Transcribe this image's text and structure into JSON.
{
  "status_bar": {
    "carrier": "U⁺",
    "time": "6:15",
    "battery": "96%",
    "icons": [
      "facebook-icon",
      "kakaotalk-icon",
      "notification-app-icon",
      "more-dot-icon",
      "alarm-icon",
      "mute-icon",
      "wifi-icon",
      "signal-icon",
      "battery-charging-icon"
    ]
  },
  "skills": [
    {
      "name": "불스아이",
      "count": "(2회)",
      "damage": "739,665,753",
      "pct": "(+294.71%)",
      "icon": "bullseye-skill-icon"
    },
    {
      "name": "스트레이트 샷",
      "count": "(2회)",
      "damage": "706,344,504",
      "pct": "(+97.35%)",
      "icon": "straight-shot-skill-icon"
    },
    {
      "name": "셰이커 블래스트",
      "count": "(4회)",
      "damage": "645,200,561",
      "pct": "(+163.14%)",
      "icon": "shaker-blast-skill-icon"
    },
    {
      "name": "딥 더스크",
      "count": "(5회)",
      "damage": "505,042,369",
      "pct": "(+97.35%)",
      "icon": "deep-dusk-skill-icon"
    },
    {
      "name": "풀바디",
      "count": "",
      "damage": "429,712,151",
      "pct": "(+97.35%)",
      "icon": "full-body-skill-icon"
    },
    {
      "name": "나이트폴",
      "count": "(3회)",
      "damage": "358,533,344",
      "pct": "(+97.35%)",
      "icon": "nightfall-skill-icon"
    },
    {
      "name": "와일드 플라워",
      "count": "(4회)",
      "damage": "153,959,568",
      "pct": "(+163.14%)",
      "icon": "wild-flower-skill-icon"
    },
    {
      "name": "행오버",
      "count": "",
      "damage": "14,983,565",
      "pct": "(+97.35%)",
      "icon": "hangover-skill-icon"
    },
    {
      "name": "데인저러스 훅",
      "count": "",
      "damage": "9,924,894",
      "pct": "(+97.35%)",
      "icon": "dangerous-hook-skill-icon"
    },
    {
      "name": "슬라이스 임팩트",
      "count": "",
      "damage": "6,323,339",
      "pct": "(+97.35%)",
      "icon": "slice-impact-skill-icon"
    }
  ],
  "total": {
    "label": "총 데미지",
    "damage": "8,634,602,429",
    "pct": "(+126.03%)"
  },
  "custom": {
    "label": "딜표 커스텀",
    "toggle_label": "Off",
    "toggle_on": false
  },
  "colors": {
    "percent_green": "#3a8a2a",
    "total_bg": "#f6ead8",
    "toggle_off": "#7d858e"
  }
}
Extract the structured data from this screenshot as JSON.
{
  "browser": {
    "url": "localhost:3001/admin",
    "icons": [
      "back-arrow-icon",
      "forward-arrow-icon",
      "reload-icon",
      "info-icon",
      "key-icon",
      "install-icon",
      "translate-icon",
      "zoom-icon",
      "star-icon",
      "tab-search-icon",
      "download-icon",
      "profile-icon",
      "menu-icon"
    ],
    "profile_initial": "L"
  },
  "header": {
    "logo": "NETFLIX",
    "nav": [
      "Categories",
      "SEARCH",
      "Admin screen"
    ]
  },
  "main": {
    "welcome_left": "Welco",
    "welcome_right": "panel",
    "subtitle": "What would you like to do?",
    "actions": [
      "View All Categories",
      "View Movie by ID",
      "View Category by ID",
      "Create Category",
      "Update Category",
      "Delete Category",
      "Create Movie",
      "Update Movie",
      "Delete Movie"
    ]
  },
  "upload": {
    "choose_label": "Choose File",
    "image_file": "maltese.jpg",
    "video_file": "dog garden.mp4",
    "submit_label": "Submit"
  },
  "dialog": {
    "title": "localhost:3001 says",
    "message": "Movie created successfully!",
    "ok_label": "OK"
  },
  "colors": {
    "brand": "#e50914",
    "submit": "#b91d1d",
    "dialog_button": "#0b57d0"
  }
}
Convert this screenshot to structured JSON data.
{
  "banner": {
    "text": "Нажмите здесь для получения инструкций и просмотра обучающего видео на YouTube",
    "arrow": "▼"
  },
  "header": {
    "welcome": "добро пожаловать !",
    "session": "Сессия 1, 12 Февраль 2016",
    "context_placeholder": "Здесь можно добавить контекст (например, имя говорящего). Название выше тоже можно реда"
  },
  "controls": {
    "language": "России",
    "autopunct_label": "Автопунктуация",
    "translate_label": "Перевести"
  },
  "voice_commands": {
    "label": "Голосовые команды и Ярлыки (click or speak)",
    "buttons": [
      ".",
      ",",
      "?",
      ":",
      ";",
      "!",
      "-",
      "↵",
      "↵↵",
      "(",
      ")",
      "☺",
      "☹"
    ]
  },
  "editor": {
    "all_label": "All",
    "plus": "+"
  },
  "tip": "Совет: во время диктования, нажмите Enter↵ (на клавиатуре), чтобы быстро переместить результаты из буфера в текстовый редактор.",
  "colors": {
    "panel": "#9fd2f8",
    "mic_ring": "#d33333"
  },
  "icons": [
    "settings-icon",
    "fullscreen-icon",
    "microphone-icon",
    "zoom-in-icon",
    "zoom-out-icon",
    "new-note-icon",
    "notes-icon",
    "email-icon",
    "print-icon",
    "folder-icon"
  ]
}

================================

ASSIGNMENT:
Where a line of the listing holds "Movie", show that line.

ANSWER FOR THIS EXERCISE:
      "View Movie by ID",
      "Create Movie",
      "Update Movie",
      "Delete Movie"
    "message": "Movie created successfully!",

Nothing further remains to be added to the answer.